Global chromite market seeks new balance

By Davide Ghilotti
Published: Thursday, 12 August 2021

The non-metallurgical chromite market has been dogged so far in 2021 by the long-tail effects of oversupply built up from previous years and insufficient demand rallies, but recent developments may speed up the sector’s recovery, as Davide Ghilotti reports.

Suppliers of chemical and foundry grade chromite materials have been in an uncomfortable position in 2021 after chrome ore and ferro-chrome counterparts have raised their prices twice in the past six months. Chromite suppliers are largely unable to follow in the same direction with their own quotes.

Prices for metallurgical grade UG2 chrome ore rose by almost 40% during the first quarter of 2021, driven by Chinese demand and a gap in local supply. Chromite prices showed much smaller movements.

Fastmarkets’ assessment of the foundry wet bulk price rose by 13% between January and March, while the dried-and-bagged price assessment increased by 7% in the same period. Both prices fell from April to May following their short-lived increase. Sellers were largely unsatisfied with this performance, since the rally in chrome ore prices had been of a much larger magnitude.

Chrome ore prices rose from June and continue to be firm. Chromite prices also increased slightly, but remain unable to follow the sharper upward movement of the metallurgical market.

Sources attribute this to both supply and demand issues. "Demand continues to be the main driver of price performance for chemical and foundry chromite," one South African producer said. "Inconsistent buying patterns are making it difficult to raise offers in a meaningful way."
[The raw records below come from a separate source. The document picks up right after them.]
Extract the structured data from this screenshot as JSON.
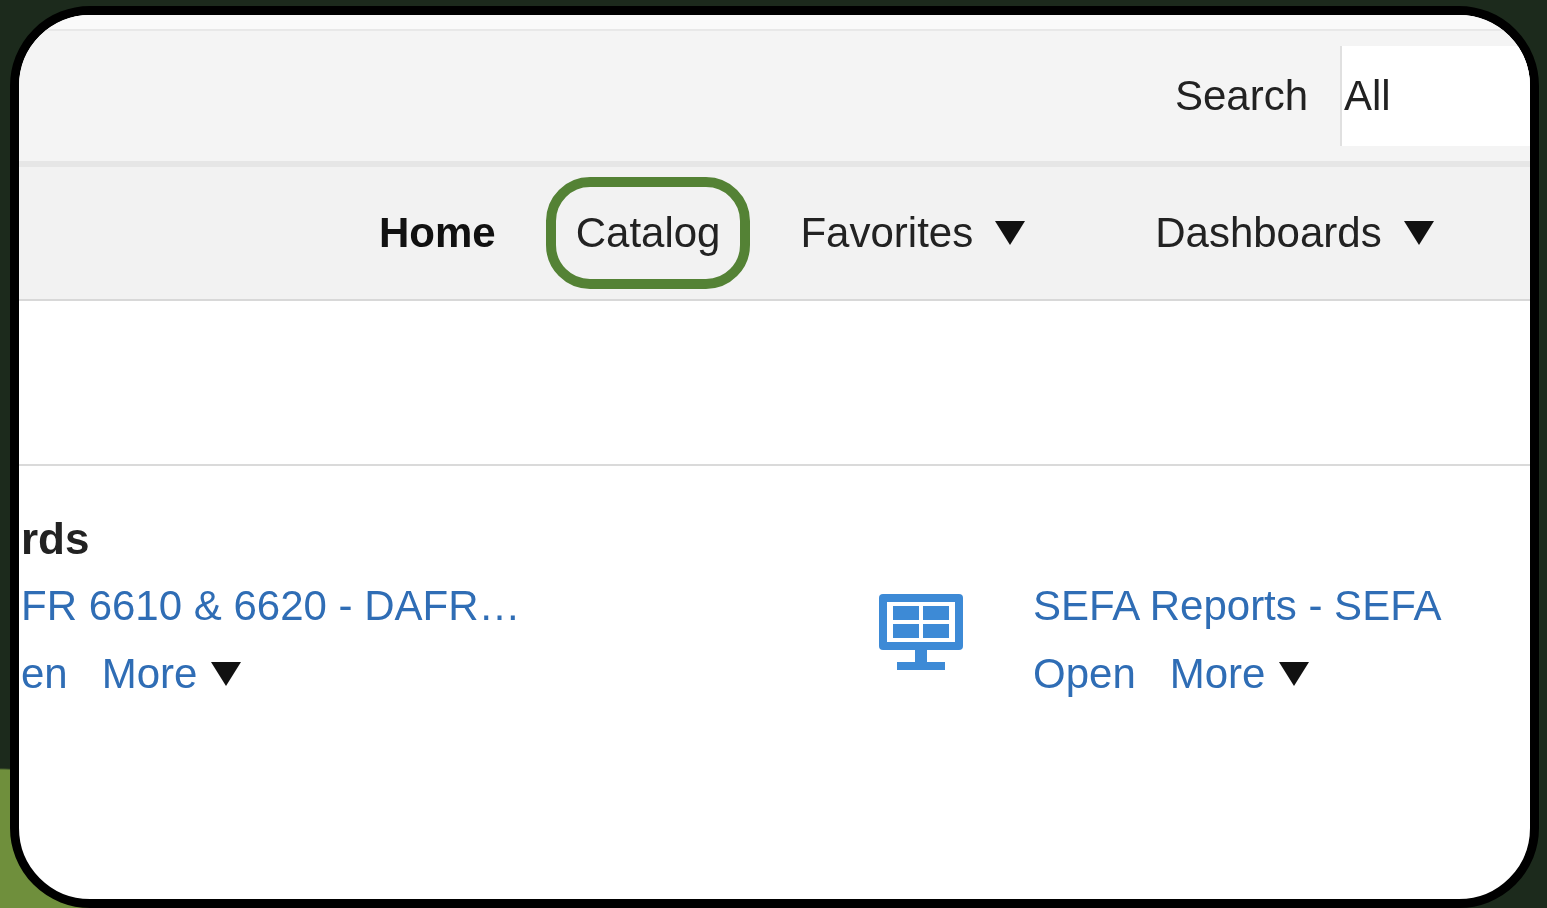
{
  "search": {
    "label": "Search",
    "value": "All"
  },
  "nav": [
    {
      "label": "Home",
      "selected": true,
      "highlighted": false,
      "dropdown": false
    },
    {
      "label": "Catalog",
      "selected": false,
      "highlighted": true,
      "dropdown": false
    },
    {
      "label": "Favorites",
      "selected": false,
      "highlighted": false,
      "dropdown": true
    },
    {
      "label": "Dashboards",
      "selected": false,
      "highlighted": false,
      "dropdown": true
    }
  ],
  "section": {
    "title": "rds",
    "items": [
      {
        "title": "FR 6610 & 6620 - DAFR…",
        "icon": false,
        "actions": [
          {
            "label": "en",
            "dropdown": false
          },
          {
            "label": "More",
            "dropdown": true
          }
        ]
      },
      {
        "title": "SEFA Reports - SEFA",
        "icon": true,
        "actions": [
          {
            "label": "Open",
            "dropdown": false
          },
          {
            "label": "More",
            "dropdown": true
          }
        ]
      }
    ]
  }
}
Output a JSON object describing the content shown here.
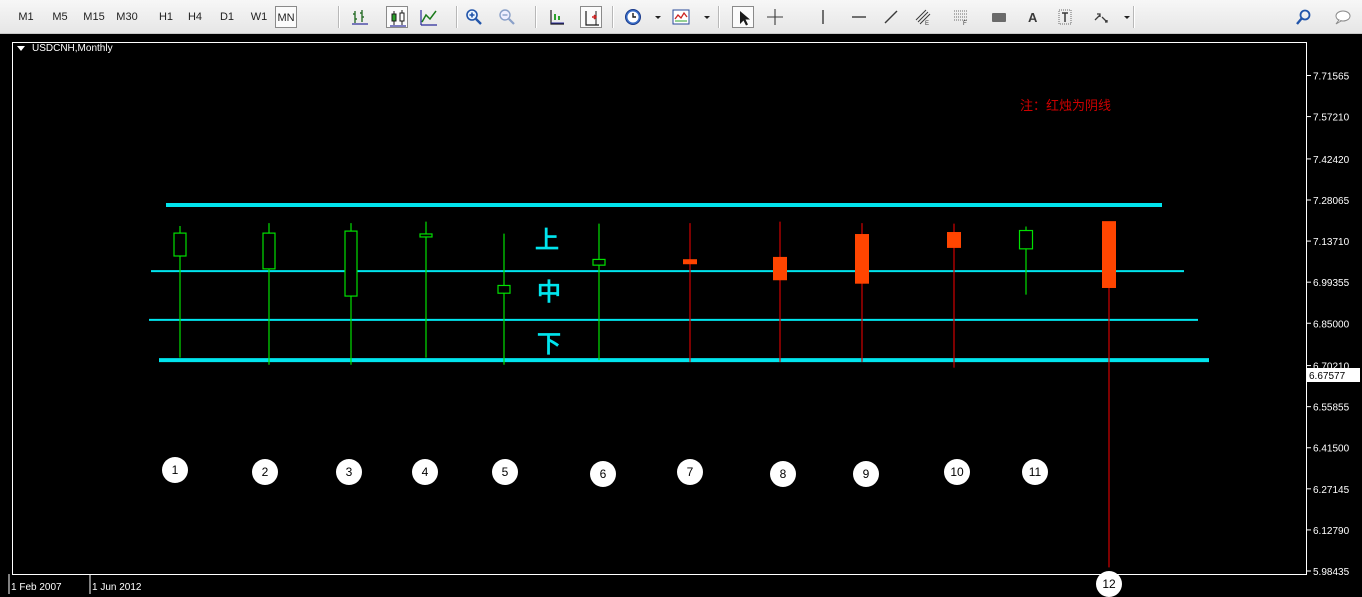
{
  "toolbar": {
    "timeframes": [
      "M1",
      "M5",
      "M15",
      "M30",
      "H1",
      "H4",
      "D1",
      "W1",
      "MN"
    ],
    "active_timeframe": "MN",
    "tools": [
      {
        "name": "bar-chart-icon",
        "active": false
      },
      {
        "name": "candlestick-chart-icon",
        "active": true
      },
      {
        "name": "line-chart-icon",
        "active": false
      },
      {
        "name": "zoom-in-icon",
        "active": false
      },
      {
        "name": "zoom-out-icon",
        "active": false
      },
      {
        "name": "chart-shift-icon",
        "active": false
      },
      {
        "name": "auto-scroll-icon",
        "active": true
      },
      {
        "name": "periods-clock-icon",
        "active": false
      },
      {
        "name": "indicators-icon",
        "active": false
      },
      {
        "name": "cursor-arrow-icon",
        "active": true
      },
      {
        "name": "crosshair-icon",
        "active": false
      },
      {
        "name": "vertical-line-icon",
        "active": false
      },
      {
        "name": "horizontal-line-icon",
        "active": false
      },
      {
        "name": "trendline-icon",
        "active": false
      },
      {
        "name": "equidistant-channel-icon",
        "active": false
      },
      {
        "name": "fibonacci-retracement-icon",
        "active": false
      },
      {
        "name": "rectangle-icon",
        "active": false
      },
      {
        "name": "text-icon",
        "active": false
      },
      {
        "name": "text-label-icon",
        "active": false
      },
      {
        "name": "arrows-icon",
        "active": false
      },
      {
        "name": "search-icon",
        "active": false
      },
      {
        "name": "chat-icon",
        "active": false
      }
    ]
  },
  "chart": {
    "symbol_label": "USDCNH,Monthly",
    "note": "注：红烛为阴线",
    "zone_labels": [
      "上",
      "中",
      "下"
    ],
    "current_price_label": "6.67577",
    "date_labels": [
      "1 Feb 2007",
      "1 Jun 2012"
    ],
    "colors": {
      "background": "#000000",
      "bull": "#00e000",
      "bear": "#ff4500",
      "bear_wick": "#d00000",
      "level_line": "#00e5ee",
      "note": "#cc0000",
      "axis_text": "#ffffff"
    }
  },
  "chart_data": {
    "type": "candlestick",
    "y_tick_labels": [
      "7.71565",
      "7.57210",
      "7.42420",
      "7.28065",
      "7.13710",
      "6.99355",
      "6.85000",
      "6.70210",
      "6.55855",
      "6.41500",
      "6.27145",
      "6.12790",
      "5.98435"
    ],
    "ylim": [
      5.98,
      7.78
    ],
    "horizontal_levels": [
      7.263,
      7.032,
      6.862,
      6.721
    ],
    "candles": [
      {
        "label": "1",
        "open": 7.085,
        "high": 7.19,
        "low": 6.73,
        "close": 7.165,
        "direction": "bull"
      },
      {
        "label": "2",
        "open": 7.04,
        "high": 7.2,
        "low": 6.705,
        "close": 7.165,
        "direction": "bull"
      },
      {
        "label": "3",
        "open": 6.945,
        "high": 7.2,
        "low": 6.705,
        "close": 7.172,
        "direction": "bull"
      },
      {
        "label": "4",
        "open": 7.158,
        "high": 7.205,
        "low": 6.73,
        "close": 7.162,
        "direction": "bull"
      },
      {
        "label": "5",
        "open": 6.955,
        "high": 7.163,
        "low": 6.705,
        "close": 6.982,
        "direction": "bull"
      },
      {
        "label": "6",
        "open": 7.053,
        "high": 7.198,
        "low": 6.721,
        "close": 7.073,
        "direction": "bull"
      },
      {
        "label": "7",
        "open": 7.072,
        "high": 7.2,
        "low": 6.715,
        "close": 7.058,
        "direction": "bear"
      },
      {
        "label": "8",
        "open": 7.08,
        "high": 7.205,
        "low": 6.715,
        "close": 7.002,
        "direction": "bear"
      },
      {
        "label": "9",
        "open": 7.16,
        "high": 7.2,
        "low": 6.715,
        "close": 6.99,
        "direction": "bear"
      },
      {
        "label": "10",
        "open": 7.167,
        "high": 7.198,
        "low": 6.695,
        "close": 7.115,
        "direction": "bear"
      },
      {
        "label": "11",
        "open": 7.11,
        "high": 7.188,
        "low": 6.95,
        "close": 7.174,
        "direction": "bull"
      },
      {
        "label": "12",
        "open": 7.205,
        "high": 7.205,
        "low": 5.997,
        "close": 6.975,
        "direction": "bear"
      }
    ]
  }
}
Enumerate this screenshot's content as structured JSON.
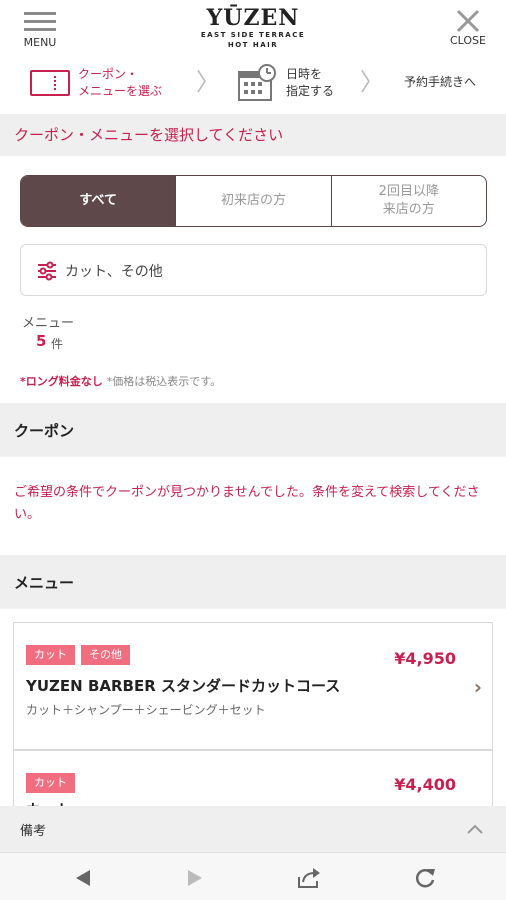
{
  "header": {
    "menu_label": "MENU",
    "logo_main": "YŪZEN",
    "logo_sub1": "EAST SIDE TERRACE",
    "logo_sub2": "HOT HAIR",
    "close_label": "CLOSE"
  },
  "steps": {
    "step1_line1": "クーポン・",
    "step1_line2": "メニューを選ぶ",
    "step2_line1": "日時を",
    "step2_line2": "指定する",
    "step3": "予約手続きへ"
  },
  "select_title": "クーポン・メニューを選択してください",
  "tabs": [
    {
      "label": "すべて"
    },
    {
      "label": "初来店の方"
    },
    {
      "label_line1": "2回目以降",
      "label_line2": "来店の方"
    }
  ],
  "search": {
    "text": "カット、その他"
  },
  "count": {
    "label": "メニュー",
    "value": "5",
    "unit": "件"
  },
  "notes": {
    "red": "*ロング料金なし",
    "gray": "*価格は税込表示です。"
  },
  "coupon_section": {
    "title": "クーポン",
    "message": "ご希望の条件でクーポンが見つかりませんでした。条件を変えて検索してください。"
  },
  "menu_section": {
    "title": "メニュー"
  },
  "menu_items": [
    {
      "tags": [
        "カット",
        "その他"
      ],
      "price": "¥4,950",
      "title": "YUZEN BARBER スタンダードカットコース",
      "subtitle": "カット＋シャンプー＋シェービング＋セット"
    },
    {
      "tags": [
        "カット"
      ],
      "price": "¥4,400",
      "title": "カット",
      "subtitle": ""
    }
  ],
  "remarks": {
    "label": "備考"
  },
  "colors": {
    "accent": "#c8204f",
    "tab_active": "#5e4849",
    "tag": "#f06e7f",
    "band": "#efefef"
  }
}
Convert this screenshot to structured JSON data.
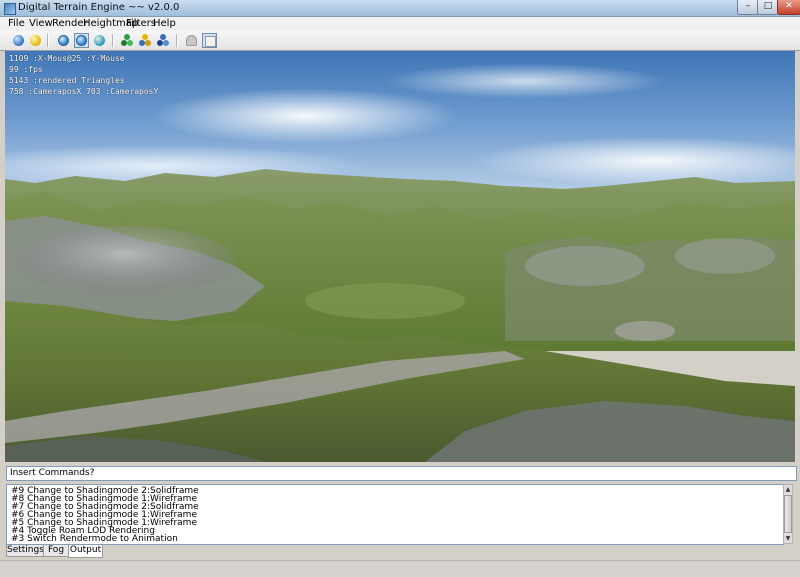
{
  "window": {
    "title": "Digital Terrain Engine ~~ v2.0.0"
  },
  "title_buttons": {
    "minimize": "–",
    "maximize": "□",
    "close": "✕"
  },
  "menu": [
    "File",
    "View",
    "Render",
    "Heightmap",
    "Filters",
    "Help"
  ],
  "toolbar": {
    "icons": [
      "blue-sphere",
      "yellow-sphere",
      "globe",
      "globe-selected",
      "globe-alt",
      "green-cluster",
      "yellow-cluster",
      "blue-cluster",
      "disabled-tool",
      "frame-tool"
    ]
  },
  "hud": {
    "line1": "1109 :X-Mous@25 :Y-Mouse",
    "line2": "99 :fps",
    "line3": "5143 :rendered Triangles",
    "line4": "758 :CameraposX 703 :CameraposY"
  },
  "command": {
    "value": "Insert Commands?"
  },
  "log": [
    "#9 Change to Shadingmode 2:Solidframe",
    "#8 Change to Shadingmode 1:Wireframe",
    "#7 Change to Shadingmode 2:Solidframe",
    "#6 Change to Shadingmode 1:Wireframe",
    "#5 Change to Shadingmode 1:Wireframe",
    "#4 Toggle Roam LOD Rendering",
    "#3 Switch Rendermode to Animation"
  ],
  "tabs": {
    "settings": "Settings",
    "fog": "Fog",
    "output": "Output"
  },
  "scroll": {
    "up": "▲",
    "down": "▼"
  }
}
Lower supply

Supply has already reduced from 2020. From the first Covid-19-related lockdown in South Africa in April 2020 onward, several mines – particularly small- and medium-sized operations – closed and did not reopen. Likewise, some independent third-party processing facilities that used to process the material from the smaller mines closed.

"While it’s true that some supply has fallen by the wayside, that lower total volume has still been too much, given the current state of demand in some destinations," one trader said. "That has affected the international pricing pattern."

Recent developments may have ripple effects on the supply structure of the global market, several sources said. In early July, South African miner Chrometco filed for a restructuring of its business and put its chrome mining and washing operations – which were run by Sail Group – on care and maintenance due to financial pressure.

Sail and Chrometco were supplying both the metallurgical market and the non-met foundry market. Sources estimated that Sail’s monthly shipments to China averaged 90,000-100,000 tonnes.

Market participants suggest that the effect on the foundry sand market may be more pronounced than the effect on the large chrome market. A substantial amount of foundry sand consumed in China originated, directly or indirectly, from the coarse chrome ore that Sail shipped. The company operated its own screening plant in China, where it processed ore into foundry sand to supply the local market. It also supplied ore to other third-party wash plants, again for screening foundry material sold domestically.

"Once you consider that Sail was behind not just the volumes their own wash plant had to sell, but was also serving other screen plants in the country, you see that their weight on the Chinese foundry market was significant," a second trader said. "If those units don’t come back, you’ll have a large consumer, China, where a gap would open up quite quickly."

Chinese consumers tend to buy much larger volumes than other destinations – such as Europe, the rest of Asia or North America – so buying patterns in China have acted as a leveller to the market in the past, scooping up extra tonnages and balancing supply elsewhere.

While there may at times be differences in exact product specifications, because Chinese consumers can normally handle less strict specifications for their usage compared with other destinations, the country’s volume of demand gave it a weight in the global chromite market.

Foundry consumers in the country have been telling Fastmarkets for several months that their demand for South African sand remained low because they had sufficient and cheaper domestic supply from screened material, plus enough port-side inventories to cover existing and impending short-term needs. Reported sales of South African foundry material to China over the past six months have been few and far between.

This might change after Chrometco/Sail put its chrome mining and washing operations on care and maintenance, if those operations were to remain shut in the future. Domestic wash plants would find it difficult to source alternative volumes, requiring other suppliers from outside. Foundry consumers may also find it harder to cover their needs solely with locally screened material, and may have to resort to more expensive source units directly from South Africa.

This may set several supply wheels in motion. Higher demand from China may tighten supply in other areas. "We kept saying that something had to give on the supply front, and a hole being created suddenly, for the market to reset into a new workable balance," a second seller said. "Maybe this is it."

"Any volumes that move toward China from [South Africa] wouldn’t be heading anywhere else, and would take away from what will be available in Europe [and] in the US," a third trader said. "If the lion’s share of foundry in the Chinese market is not here any more, that will have some kind of effect."